The 49ers also signed undrafted free agents JaMycal Hasty and Salvon Ahmed, who originally might have been ticketed for the practice squad, but there's a reason why San Francisco pursued them. Shanahan has a long track record of creating productive rushers out of thin air, and Mostert's performance last season only backs that up.

But there's one major wild card in San Francisco's backfield: Jerick McKinnon.

[49ERS INSIDER PODCAST: Listen to the latest episode]

Having signed a four-year, $30 million contract with the 49ers on the opening day of free agency in 2018, McKinnon was hand-picked by Shanahan to transform San Francisco's offense. Though never a bell cow, he offered the speed and matchup versatility that Shanahan covets. McKinnon rushed for 570 yards and hauled in 51 receptions for another 421 yards in his final season before joining the 49ers, and in Shanahan's system, the possibilities were endless.

And then, all dreams were dashed.

McKinnon tore his ACL one week before the start of the 2018 season, and then sat out the entirety of the 2019 campaign after requiring additional surgery. After not stepping foot on the field in a single game over his first two seasons with the franchise, McKinnon agreed to a pay reduction for the 2020 season that will see him make $910,000 in base salary, a sign of his commitment to the team. He was scheduled to make $6.8 million in 2020 prior to the restructuring.

Given his injury history, the 49ers would be wise to be cautious with their dependence on him. That said, he has had nearly a full year to recover from the most recent surgery, and last month his trainer said McKinnon is "in the best shape of his life."

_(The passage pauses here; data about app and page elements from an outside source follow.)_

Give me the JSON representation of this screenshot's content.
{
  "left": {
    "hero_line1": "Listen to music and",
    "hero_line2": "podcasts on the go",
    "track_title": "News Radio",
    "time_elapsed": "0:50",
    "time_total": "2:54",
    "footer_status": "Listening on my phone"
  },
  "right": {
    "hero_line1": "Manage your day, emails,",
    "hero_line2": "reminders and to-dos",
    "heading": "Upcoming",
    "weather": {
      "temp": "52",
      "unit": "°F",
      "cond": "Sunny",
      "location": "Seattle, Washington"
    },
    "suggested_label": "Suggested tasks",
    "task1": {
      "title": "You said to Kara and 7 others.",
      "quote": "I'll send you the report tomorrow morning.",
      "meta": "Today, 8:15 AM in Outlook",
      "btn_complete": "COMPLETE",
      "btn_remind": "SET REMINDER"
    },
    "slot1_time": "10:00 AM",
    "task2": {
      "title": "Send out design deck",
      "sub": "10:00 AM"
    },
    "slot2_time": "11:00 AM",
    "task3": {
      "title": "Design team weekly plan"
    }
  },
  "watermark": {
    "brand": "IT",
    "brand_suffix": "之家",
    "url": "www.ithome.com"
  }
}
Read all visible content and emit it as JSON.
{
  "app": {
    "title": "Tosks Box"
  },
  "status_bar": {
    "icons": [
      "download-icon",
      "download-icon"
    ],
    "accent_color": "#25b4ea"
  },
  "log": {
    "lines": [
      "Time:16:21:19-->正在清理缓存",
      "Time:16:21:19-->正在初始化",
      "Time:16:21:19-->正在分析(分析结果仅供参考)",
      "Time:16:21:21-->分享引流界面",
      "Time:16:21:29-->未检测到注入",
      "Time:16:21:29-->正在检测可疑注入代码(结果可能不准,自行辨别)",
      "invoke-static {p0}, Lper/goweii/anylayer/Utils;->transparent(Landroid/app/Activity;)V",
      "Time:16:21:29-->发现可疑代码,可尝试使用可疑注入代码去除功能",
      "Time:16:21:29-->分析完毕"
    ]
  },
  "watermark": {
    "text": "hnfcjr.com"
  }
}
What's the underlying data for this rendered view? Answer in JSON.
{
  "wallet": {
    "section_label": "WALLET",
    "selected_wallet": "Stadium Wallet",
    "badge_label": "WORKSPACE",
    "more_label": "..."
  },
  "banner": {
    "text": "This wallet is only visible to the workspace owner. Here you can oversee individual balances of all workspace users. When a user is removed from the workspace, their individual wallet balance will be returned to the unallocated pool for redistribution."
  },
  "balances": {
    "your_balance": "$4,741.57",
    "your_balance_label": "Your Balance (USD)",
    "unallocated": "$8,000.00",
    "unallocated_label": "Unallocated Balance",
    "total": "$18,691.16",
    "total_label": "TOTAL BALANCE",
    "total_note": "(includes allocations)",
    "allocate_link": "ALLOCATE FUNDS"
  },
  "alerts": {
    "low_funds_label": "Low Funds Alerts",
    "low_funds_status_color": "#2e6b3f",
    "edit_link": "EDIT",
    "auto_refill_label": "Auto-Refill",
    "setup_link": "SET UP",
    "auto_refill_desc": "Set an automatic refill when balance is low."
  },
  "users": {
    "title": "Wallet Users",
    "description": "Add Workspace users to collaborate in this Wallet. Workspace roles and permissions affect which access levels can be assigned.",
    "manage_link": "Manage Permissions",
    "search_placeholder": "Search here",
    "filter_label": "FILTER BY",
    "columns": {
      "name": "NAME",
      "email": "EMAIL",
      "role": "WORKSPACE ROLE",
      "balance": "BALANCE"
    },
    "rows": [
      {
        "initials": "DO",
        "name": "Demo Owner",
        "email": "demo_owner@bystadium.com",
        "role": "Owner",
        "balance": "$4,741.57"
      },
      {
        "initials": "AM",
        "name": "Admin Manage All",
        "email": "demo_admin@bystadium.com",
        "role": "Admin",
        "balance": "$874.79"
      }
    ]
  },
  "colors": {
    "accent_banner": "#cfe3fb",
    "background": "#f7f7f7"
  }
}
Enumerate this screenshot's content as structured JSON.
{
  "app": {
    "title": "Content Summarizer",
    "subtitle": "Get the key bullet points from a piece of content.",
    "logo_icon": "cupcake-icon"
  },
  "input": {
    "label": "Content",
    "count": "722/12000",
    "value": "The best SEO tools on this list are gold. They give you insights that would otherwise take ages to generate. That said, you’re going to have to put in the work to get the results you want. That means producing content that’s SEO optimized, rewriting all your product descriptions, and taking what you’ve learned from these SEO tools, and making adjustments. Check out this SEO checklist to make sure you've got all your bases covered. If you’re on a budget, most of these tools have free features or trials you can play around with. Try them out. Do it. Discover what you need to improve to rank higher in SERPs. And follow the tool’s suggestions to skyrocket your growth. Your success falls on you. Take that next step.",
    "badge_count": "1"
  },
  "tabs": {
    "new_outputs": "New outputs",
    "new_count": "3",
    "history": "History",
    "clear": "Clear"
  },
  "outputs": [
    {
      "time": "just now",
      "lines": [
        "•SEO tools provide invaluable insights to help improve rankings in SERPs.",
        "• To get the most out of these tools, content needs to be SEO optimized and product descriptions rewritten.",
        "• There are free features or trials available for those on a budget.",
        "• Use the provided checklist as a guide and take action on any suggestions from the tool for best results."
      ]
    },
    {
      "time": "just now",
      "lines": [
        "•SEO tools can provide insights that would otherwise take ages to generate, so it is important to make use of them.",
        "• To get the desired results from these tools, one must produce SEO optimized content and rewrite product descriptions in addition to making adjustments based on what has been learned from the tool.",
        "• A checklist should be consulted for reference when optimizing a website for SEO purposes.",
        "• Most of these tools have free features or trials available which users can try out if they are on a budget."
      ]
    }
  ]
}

He had been working with Rischad "Footwork King" Whitfield, and on Wednesday, McKinnon posted more workout videos to his Instagram Story.

The 49ers are optimistic they'll finally be able to unleash McKinnon this coming season, with Mostert recently going so far as to predict that McKinnon will "surprise people." If he's healthy, there's no doubt Shanahan will be itching to involve him in the offense, creating yet another potential matchup nightmare for the opposing defense. Plenty can happen between now and then, but San Francisco has to be feeling good about the progress "Jet" has put on tape.

[RELATED: How Mostert's 49ers trade demand shows price of success]

If the 49ers go into the season feeling like they can count on McKinnon, Mostert inevitably will get fewer touches. There are only so many to go around, especially with receivers Deebo Samuel and Jalen Hurd liable to take a few of their own. Mostert rightfully feels like he deserves a significant raise, but that's under the assumption he is going to be the lead back in Shanahan's system.

That might still be the case, regardless of McKinnon's status. But the 49ers haven't forgotten about McKinnon, and until they do, the odds are against Mostert getting what he wants.